Learn to Make this Beautiful Blackberry and Apple Jam, Straight from the Yorkshire Hedgrows
I love this time of year, when the weather gets a bit more sensible, the leaves begin to drop and I can start wearing scarves again. Blackberrying is basically a national sport at this time of year, and my mama spends weeks preserving all the autumn fruit: thick chutneys, fruit infused vodkas, warming crumbles, homemade ciders, and sticky, delicious, toast-ready jams. So, my
partner husband and I grabbed a bunch of blackberries from the brambles near our flat, and a handful of apples from the tree in the yard and, erm, jammed them up into a few little jars of Blackberry and Apple Jam.
This Blackberry + Apple Jam recipe is super simple, and the best part?

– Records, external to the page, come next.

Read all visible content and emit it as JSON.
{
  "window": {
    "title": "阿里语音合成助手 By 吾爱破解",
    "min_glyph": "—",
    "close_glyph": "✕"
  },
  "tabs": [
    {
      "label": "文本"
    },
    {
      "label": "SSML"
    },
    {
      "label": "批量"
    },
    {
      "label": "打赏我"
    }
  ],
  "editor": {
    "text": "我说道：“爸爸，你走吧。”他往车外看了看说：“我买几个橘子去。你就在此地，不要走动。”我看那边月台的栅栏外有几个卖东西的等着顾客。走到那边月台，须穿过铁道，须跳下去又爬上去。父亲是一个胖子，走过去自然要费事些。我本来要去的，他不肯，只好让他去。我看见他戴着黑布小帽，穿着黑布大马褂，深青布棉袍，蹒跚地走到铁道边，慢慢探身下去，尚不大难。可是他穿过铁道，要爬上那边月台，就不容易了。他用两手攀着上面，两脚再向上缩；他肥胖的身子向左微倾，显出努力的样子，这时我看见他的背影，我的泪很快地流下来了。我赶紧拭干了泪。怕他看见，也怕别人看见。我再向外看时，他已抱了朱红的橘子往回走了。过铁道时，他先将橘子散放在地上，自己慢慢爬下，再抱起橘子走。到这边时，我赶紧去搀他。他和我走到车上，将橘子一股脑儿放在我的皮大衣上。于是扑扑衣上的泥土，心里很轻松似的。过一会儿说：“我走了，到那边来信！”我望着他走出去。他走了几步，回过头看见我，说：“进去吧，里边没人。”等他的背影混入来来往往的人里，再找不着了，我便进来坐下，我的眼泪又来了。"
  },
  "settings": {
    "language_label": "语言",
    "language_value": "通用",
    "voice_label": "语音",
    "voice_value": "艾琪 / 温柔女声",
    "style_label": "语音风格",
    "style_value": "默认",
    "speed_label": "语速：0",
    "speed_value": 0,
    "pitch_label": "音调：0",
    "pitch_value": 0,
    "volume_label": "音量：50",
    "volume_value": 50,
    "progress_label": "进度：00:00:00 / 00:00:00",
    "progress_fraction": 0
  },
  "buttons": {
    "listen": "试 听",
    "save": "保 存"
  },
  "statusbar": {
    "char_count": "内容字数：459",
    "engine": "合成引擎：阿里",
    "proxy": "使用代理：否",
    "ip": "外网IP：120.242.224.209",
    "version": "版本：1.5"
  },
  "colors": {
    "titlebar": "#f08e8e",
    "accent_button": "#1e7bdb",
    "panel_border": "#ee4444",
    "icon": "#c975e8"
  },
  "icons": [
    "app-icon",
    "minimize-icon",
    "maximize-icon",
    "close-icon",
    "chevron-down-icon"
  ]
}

You don’t need any fancy equipment to make it! Swap out the fruit for whatever is seasonal right now where you are and me know what variations you come up with in the comments!
This Blackberry and Apple Jam is delicious: sweet and sticky, with a little hint of bitterness, to balance out the flavours. Stir it into your porridge, spread it on toast with peanut butter or squeeze it between the layers of your next cake.
Learn to make this delicious, autumnal Blackberry and Apple Jam recipe from scratch, using fresh fruit. This is an easy jam recipe, perfect for beginners. Stir it into your porridge, spread it on toast with peanut butter or squeeze it between the layers of your next cake.
- 250 g Blackberries
- 250 g Apples
- 500 g Sugar
First, heat your oven to 140°C, and thoroughly wash your jars (we reused four old ones of various sizes, but you can always invest in some pretty kilner-style jars for gifting). Put the jars in the oven to sterilise
Peel, core and finely chop the apples, and place them in a big, heavy-bottomed saucepan (if you make jams and chutneys on the regular I highly recommend a jam pan, but any large pan will do). Add the blackberries and sugar, and some water, then agitate the mixture with a wooden spoon, to crush the berries
Bring the mixture to a rolling boil, then continue to boil for around 15-20 minutes. You'll know the jam is ready when it becomes thick, and doesn't 'drop' from a cold teaspoon
Whilst the jam is cooking, boil the jar lids in hot water, to sterilise those too
When the jam is ready, remove the jars from the oven and (carefully) spoon in the mixture. Cover the tops (the general recommendation seems to be wax paper, but we cover ours with cling-film and have had no issues), and screw the lids on
Store the jam in a cool, dark place for up to a year (if you can resist it for that long!) and, once opened, keep in the fridge for up to six weeks